The rebirth of tennis in Zimbabwe

FORMER South African president and icon Nelson Mandela once remarked, “The greatest glory in living lies not in never falling, but in rising every time we fall.”

Column by Albert Marufu

The above statement resonates with the metamorphosis local tennis is going through with the hosting of the International Tennis Federation (ITF) Futures Circuit which ended at Harare Sports Club yesterday.

For seven years, Zimbabwe has failed to host the Futures Circuit, which is the window to professional tennis, enabling young professionals to progress to the ATP Challenger Tour and ultimately the ATP World Tour.

The retired trio of Kevin Ullyett, Wayne and Byron Black, who went on to put Zimbabwe on the tennis world map, also passed through the Futures Circuits.

Zimbabwe’s failure to host such important tournaments meant that local players had to travel around the world where such tournaments were being played and owing to the huge costs involved, most players were forced into early retirement.

Promising players, notably Genius Chidzikwe, Martin Dzuwa, Nigel Badza, Gwinyai Tongoona and the ladies duo of Fadzai Mawisire and Fadzai Masiyazi, just to mention a few, are apt examples of players who never reached their full potential due to lack of playing opportunities at a professional level.

In the end their dreams of becoming professional tennis players never materialised, resulting in most of them retiring early to venture into coaching.

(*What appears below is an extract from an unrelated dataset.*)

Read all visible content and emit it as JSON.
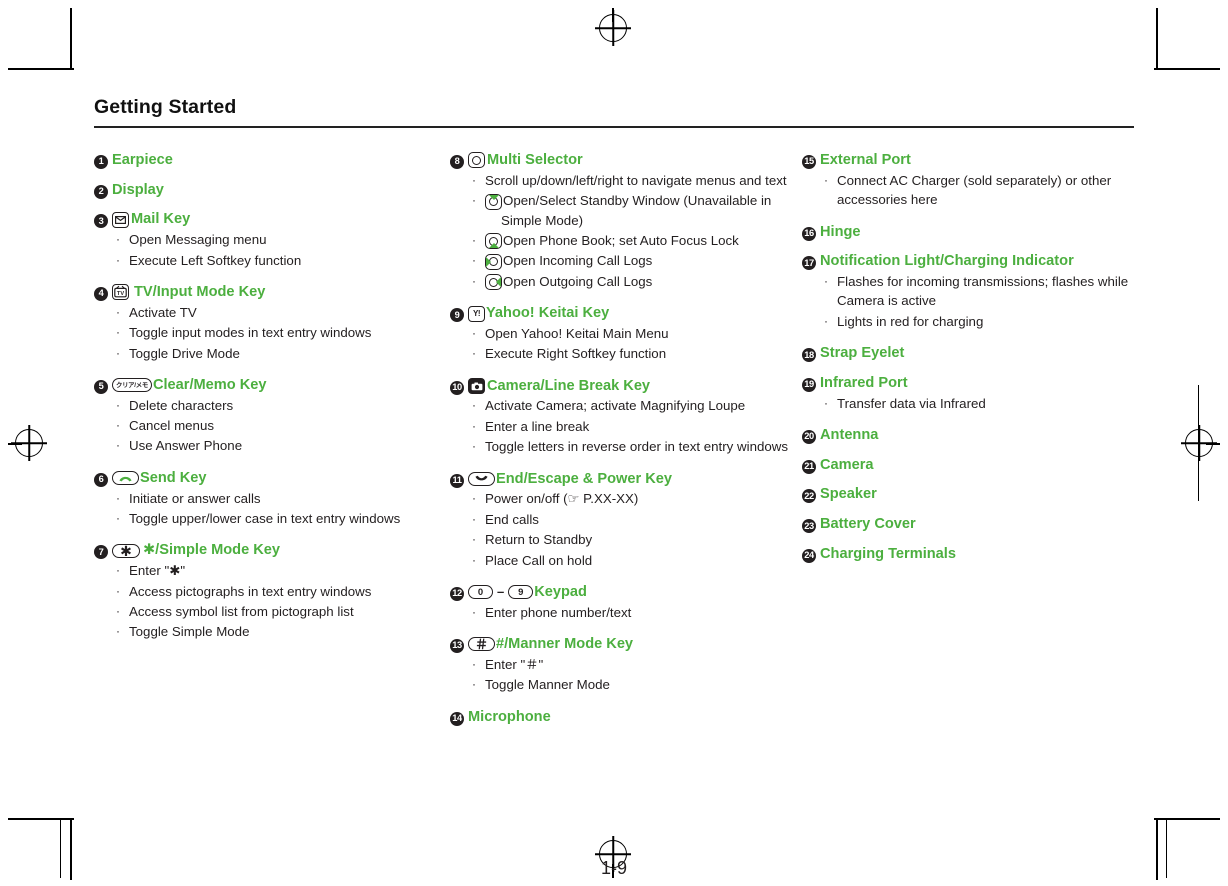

That meant little progress on the sport and death in the production of quality players who could compete in prestigious team tournaments such as the Federation Cup (for women) or the Davis Cup (for men).

Currently, Zimbabwe is competing in the Davis Cup Africa Zone Group Three, which is a sad reality as the country once competed in the Davis Cup World Group. For ladies, there is not a single team to compete in the Fed Cup.

Only a few players, notably Takanyi Garanganga and Benjamin Lock got the chance to travel around the world participating in Futures tournaments.

Even Garanganga himself admits that the high costs of travelling and paying coaches are taking their toll on his parents — the player’s sole sponsor.

Garanganga, who won a gold medal for Zimbabwe at the 2011 All-Africa Games in Maputo, might soon join the growing list of promising local players retiring from the game to take up coaching owing to lack of resources.

The only way to save these players’ careers lies in hosting more Futures Circuits to enable more locals to compete against quality opponents and accumulate world ranking points.

The hosting of the tournament on home soil meant an increased number of local participants with Simbarashe Mtetwa, Mark Fynn, Malcolm Mutungamiri, Tino Chanakira, Taremeredzwa Mariga, Ronzai Saurombe, Terrence Mazungaire, Mark Fynn, Andile Sibanda and Garanganga competing.

In rubbing shoulders with better-equipped foreign players, local players will learn the correct approach to perform well these tournaments.

Not only local players will benefit from these tournaments, as coaches will also get time to measure themselves against others from different countries.

It is against this background that the sponsors of the tournament — Twenty Third Systems Century — should be applauded with hope that they extend the sponsorship to girls as well.

If we have more tournaments such as the just-ended Futures Circuit, then “The storm is over”, as singer R Kelly sung.
Twenty Third Systems Century’s motto on their company logo is “…highway to business excellence”.

Certainly, the route the company has taken of sponsoring a Futures Circuit is the highway to sporting excellence.

  • Feedback: email, amarufu@sta-ndard.co.zw or sms 0774 036 170

Recent Posts

Stories you will enjoy

Recommended reading